Work to be completed: Gather each line in the entries that includes the string "count".

Given data:

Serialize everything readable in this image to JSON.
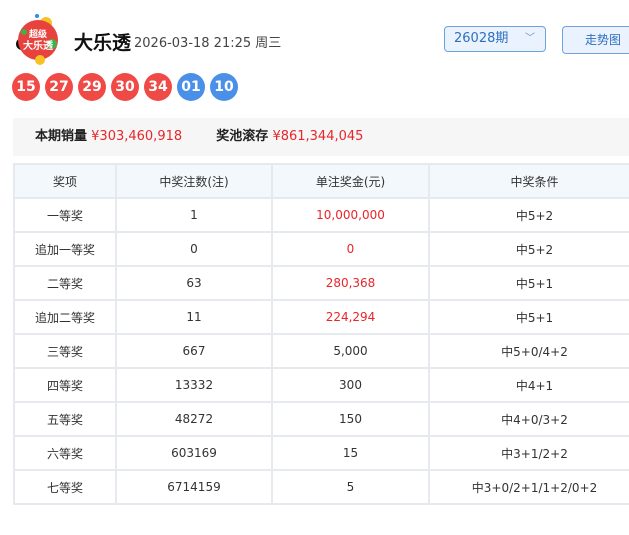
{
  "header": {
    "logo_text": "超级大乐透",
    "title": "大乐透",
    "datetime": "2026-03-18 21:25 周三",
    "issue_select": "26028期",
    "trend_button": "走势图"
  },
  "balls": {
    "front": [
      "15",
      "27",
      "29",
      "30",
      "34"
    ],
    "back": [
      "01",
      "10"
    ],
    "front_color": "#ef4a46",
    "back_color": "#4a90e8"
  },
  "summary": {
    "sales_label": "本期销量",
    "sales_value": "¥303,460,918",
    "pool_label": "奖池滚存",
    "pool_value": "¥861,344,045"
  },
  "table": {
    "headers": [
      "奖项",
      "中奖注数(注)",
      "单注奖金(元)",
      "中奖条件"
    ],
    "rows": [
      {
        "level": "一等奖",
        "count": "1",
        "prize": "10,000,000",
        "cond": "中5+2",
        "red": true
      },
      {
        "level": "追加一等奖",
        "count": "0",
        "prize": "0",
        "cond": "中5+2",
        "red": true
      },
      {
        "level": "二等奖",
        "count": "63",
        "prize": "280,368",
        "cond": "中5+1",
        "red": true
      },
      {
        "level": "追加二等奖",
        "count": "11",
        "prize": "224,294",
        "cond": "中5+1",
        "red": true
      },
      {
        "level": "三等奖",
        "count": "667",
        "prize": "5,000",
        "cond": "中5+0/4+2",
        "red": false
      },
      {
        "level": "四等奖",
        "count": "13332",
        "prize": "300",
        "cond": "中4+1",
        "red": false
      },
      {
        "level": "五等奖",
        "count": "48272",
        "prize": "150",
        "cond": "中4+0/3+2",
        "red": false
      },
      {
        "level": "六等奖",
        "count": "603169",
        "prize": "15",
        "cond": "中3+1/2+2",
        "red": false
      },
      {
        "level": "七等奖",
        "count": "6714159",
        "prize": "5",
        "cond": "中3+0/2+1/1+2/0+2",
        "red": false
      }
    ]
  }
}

Output for this exercise:
        "count": "1",
        "count": "0",
        "count": "63",
        "count": "11",
        "count": "667",
        "count": "13332",
        "count": "48272",
        "count": "603169",
        "count": "6714159",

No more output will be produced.